Sherlock signifies a maturity of sorts for Moffat’s taste in Victorian fiction. Set here and now, in the age of nicotine patches and smart phones (both of which the detective uses extensively), the show has its details reasoned out carefully enough that the core premise of the source material stays virtually untouched. Dr. John Watson is a wounded veteran of the Afghan war, as in his original incarnation. To make ends meet, he takes a flatmate in London’s Baker Street – an eccentric and brilliant “consulting detective,” who taps Watson’s psychological attachment to his military service in order to coax him along on crime-solving adventures. A modern perspective lends new dimensions to their relationship, and also creates more than a few jokes at its expense (everyone assumes that two male, non-student roommates must be a couple in this day and age).
Sherlock‘s success is in altering the little details without spoiling the important parts. Yes, Holmes uses plenty of gadgets and modern amenities. Not, however, any more than he would have used an encyclopedia or pocket watch a hundred years ago. The technology never does the thinking for him, and therein lies the key to a good adaptation. After that, all the modern details seem clever, not intrusive or contrived.
The most significant change to Doyle’s world is a compelling new portrait of Professor Moriarty. Traditionally a James Bond style “armchair” supervillain, seldom seen but always feared, Moriarty finds new life as a flamboyant psychopath. Forget Sherlock Holmes versus Jack the Ripper. This guy is more akin to the Joker. Now there’s an interesting new match-up! Also, you can spot co-creator Mark Gatiss as Mycroft Holmes, as cordially enigmatic as he’s ever been played.

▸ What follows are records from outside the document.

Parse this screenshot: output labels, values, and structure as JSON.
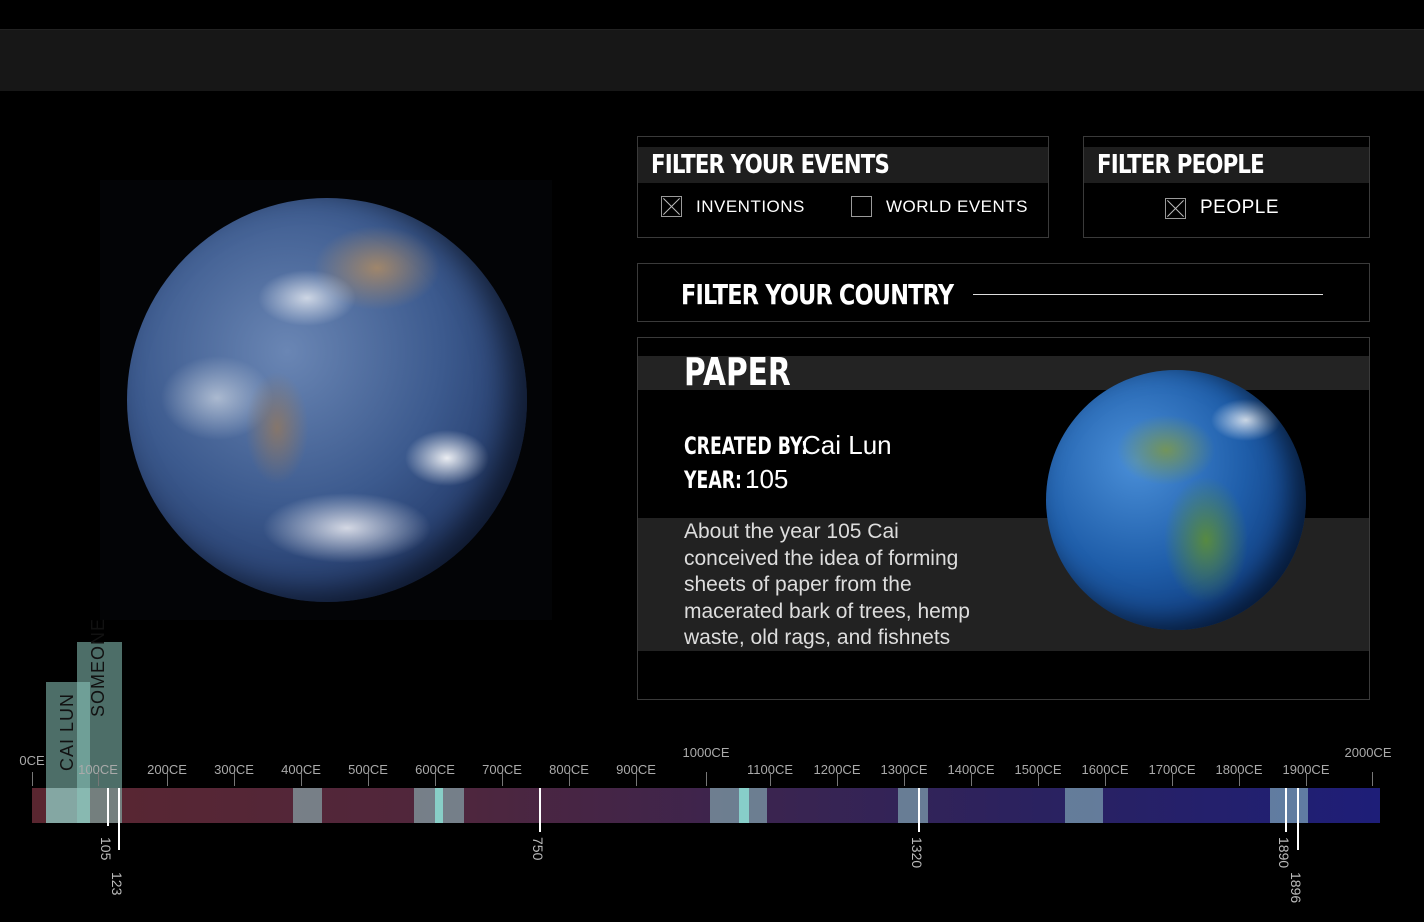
{
  "filters": {
    "events": {
      "title": "FILTER YOUR EVENTS",
      "options": [
        {
          "label": "INVENTIONS",
          "checked": true
        },
        {
          "label": "WORLD EVENTS",
          "checked": false
        }
      ]
    },
    "people": {
      "title": "FILTER PEOPLE",
      "options": [
        {
          "label": "PEOPLE",
          "checked": true
        }
      ]
    },
    "country": {
      "title": "FILTER YOUR COUNTRY",
      "value": ""
    }
  },
  "detail": {
    "title": "PAPER",
    "created_by_label": "CREATED BY:",
    "created_by_value": "Cai Lun",
    "year_label": "YEAR:",
    "year_value": "105",
    "description": "About the year 105 Cai conceived the idea of forming sheets of paper from the macerated bark of trees, hemp waste, old rags, and fishnets"
  },
  "timeline": {
    "scale_labels": [
      "0CE",
      "100CE",
      "200CE",
      "300CE",
      "400CE",
      "500CE",
      "600CE",
      "700CE",
      "800CE",
      "900CE",
      "1000CE",
      "1100CE",
      "1200CE",
      "1300CE",
      "1400CE",
      "1500CE",
      "1600CE",
      "1700CE",
      "1800CE",
      "1900CE",
      "2000CE"
    ],
    "people_tags": [
      {
        "label": "CAI LUN"
      },
      {
        "label": "SOMEONE"
      }
    ],
    "markers": [
      "105",
      "123",
      "750",
      "1320",
      "1890",
      "1896"
    ]
  }
}
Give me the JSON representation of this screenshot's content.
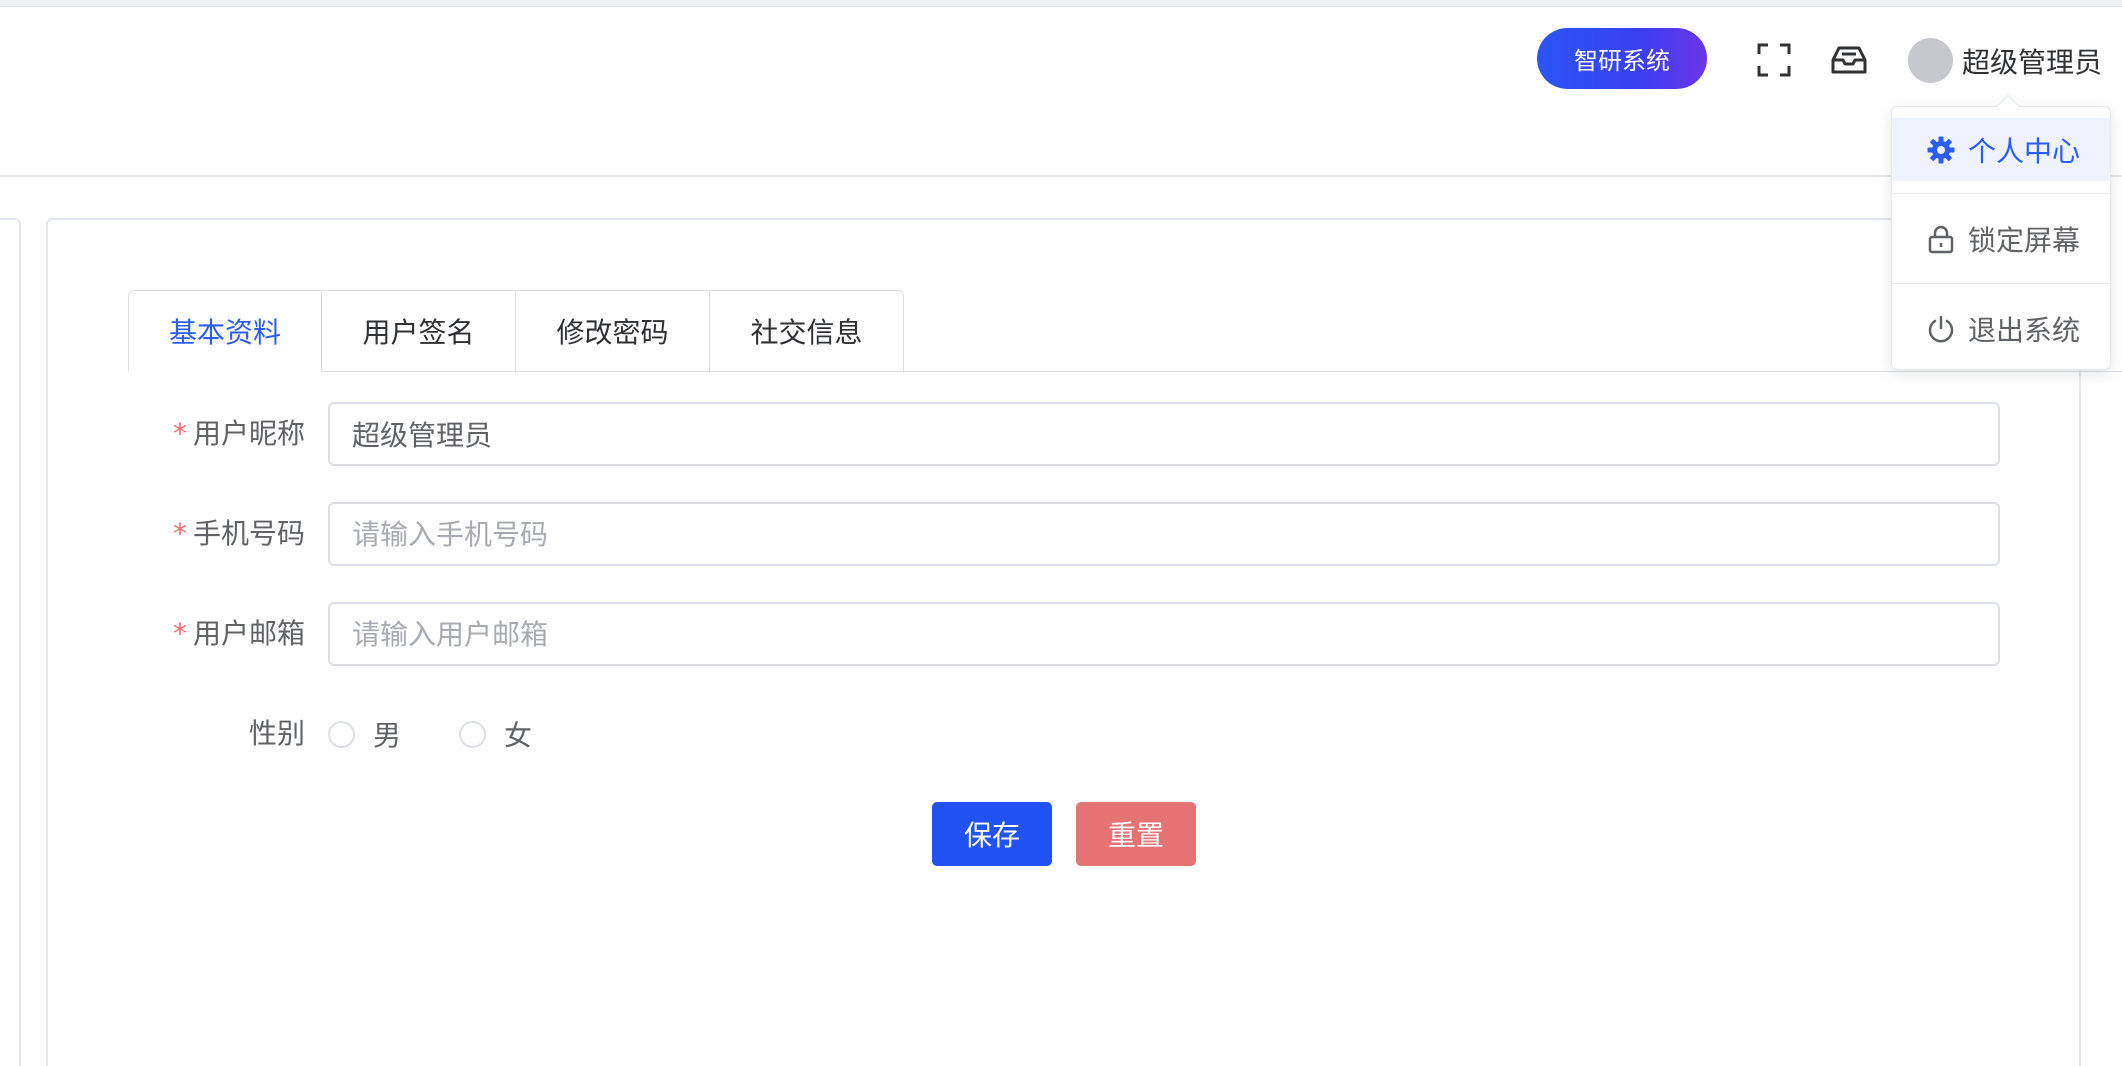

The evidence is plain. Sherlock Holmes is alive and going strong. With any luck, those with the imaginative powers will continue finding new ways to bring classics to life. Anyone for Dickens? A respectable attempt at a 21st-century Dracula might be due, but could also be an expensive train wreck. If Moffat and Gatiss decide to go for another franchise, I will be rooting for Treasure Island.
What classic literature would you like to see brought to the modern stage? What writers and directors would you hire to do it?